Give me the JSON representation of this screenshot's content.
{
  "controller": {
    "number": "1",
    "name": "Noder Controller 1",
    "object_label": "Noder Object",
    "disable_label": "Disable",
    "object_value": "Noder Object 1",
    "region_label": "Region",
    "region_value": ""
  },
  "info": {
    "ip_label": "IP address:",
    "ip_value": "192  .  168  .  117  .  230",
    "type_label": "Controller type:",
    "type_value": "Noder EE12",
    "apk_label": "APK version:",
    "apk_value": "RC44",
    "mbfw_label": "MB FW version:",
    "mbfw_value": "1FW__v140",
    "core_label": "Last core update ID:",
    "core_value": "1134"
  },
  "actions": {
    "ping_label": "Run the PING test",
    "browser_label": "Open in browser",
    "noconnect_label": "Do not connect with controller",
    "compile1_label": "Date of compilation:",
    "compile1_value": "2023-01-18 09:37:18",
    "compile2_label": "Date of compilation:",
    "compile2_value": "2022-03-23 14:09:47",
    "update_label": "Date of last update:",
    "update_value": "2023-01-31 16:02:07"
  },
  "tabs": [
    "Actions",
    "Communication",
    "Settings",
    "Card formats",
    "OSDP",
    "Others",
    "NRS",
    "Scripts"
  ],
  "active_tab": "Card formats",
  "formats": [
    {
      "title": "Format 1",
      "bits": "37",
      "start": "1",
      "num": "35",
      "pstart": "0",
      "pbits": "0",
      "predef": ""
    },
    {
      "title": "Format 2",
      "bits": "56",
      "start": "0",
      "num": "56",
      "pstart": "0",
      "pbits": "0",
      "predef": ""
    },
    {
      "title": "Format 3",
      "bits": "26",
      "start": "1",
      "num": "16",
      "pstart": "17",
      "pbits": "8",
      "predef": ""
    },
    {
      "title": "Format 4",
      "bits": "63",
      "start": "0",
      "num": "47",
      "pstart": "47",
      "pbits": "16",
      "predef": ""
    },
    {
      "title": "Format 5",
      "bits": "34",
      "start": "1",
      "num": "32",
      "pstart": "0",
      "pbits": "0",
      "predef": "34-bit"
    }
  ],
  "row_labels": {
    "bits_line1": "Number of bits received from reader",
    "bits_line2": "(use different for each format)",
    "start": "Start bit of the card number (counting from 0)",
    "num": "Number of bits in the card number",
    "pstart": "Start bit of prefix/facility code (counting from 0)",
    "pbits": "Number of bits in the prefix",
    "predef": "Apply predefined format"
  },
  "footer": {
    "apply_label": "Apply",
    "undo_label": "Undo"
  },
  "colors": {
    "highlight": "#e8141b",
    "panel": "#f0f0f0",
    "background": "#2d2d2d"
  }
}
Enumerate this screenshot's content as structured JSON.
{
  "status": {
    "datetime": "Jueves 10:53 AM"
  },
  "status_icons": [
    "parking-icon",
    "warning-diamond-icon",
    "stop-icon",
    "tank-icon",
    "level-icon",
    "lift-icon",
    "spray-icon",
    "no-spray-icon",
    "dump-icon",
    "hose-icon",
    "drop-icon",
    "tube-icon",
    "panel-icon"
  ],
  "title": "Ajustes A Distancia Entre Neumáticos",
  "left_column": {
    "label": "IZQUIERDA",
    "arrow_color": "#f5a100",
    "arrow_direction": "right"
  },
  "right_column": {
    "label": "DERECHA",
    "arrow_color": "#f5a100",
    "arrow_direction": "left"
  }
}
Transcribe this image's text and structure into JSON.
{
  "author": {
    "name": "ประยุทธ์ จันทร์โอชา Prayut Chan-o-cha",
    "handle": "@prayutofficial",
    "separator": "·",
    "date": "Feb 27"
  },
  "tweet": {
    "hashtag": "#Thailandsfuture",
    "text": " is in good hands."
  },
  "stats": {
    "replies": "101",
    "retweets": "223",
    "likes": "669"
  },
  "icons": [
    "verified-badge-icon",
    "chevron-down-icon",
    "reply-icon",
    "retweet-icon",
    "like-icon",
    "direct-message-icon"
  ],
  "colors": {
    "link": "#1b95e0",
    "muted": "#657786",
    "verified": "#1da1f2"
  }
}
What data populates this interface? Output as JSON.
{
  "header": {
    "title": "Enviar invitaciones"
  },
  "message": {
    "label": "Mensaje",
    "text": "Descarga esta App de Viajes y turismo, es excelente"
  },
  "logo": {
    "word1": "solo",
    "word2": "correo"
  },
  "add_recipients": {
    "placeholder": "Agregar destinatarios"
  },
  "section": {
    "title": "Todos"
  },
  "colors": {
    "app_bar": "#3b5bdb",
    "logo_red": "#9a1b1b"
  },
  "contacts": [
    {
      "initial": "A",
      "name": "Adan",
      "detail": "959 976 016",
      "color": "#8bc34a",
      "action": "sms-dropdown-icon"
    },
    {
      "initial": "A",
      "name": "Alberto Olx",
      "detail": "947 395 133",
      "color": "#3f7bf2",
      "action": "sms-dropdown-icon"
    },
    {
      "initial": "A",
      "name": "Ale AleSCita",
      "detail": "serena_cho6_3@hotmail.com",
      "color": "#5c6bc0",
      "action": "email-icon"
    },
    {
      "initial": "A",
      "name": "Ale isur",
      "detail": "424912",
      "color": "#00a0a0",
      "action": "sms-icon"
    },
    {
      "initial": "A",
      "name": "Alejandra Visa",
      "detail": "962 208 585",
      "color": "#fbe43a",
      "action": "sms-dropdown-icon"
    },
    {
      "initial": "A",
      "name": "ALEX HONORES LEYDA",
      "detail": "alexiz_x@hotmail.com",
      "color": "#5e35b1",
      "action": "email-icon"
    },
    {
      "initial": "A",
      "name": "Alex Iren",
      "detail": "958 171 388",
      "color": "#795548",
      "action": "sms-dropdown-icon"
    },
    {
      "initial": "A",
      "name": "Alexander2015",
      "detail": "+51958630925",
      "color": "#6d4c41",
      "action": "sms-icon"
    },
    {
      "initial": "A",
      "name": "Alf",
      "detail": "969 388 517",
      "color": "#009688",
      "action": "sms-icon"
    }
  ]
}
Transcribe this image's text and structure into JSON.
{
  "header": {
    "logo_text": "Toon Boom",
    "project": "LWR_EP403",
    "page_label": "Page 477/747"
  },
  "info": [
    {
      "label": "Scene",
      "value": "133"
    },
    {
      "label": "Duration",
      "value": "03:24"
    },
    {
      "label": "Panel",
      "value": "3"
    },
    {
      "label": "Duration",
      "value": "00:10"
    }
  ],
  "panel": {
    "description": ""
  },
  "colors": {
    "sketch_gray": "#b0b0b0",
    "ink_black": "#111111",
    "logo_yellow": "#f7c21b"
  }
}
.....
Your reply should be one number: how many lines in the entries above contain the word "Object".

2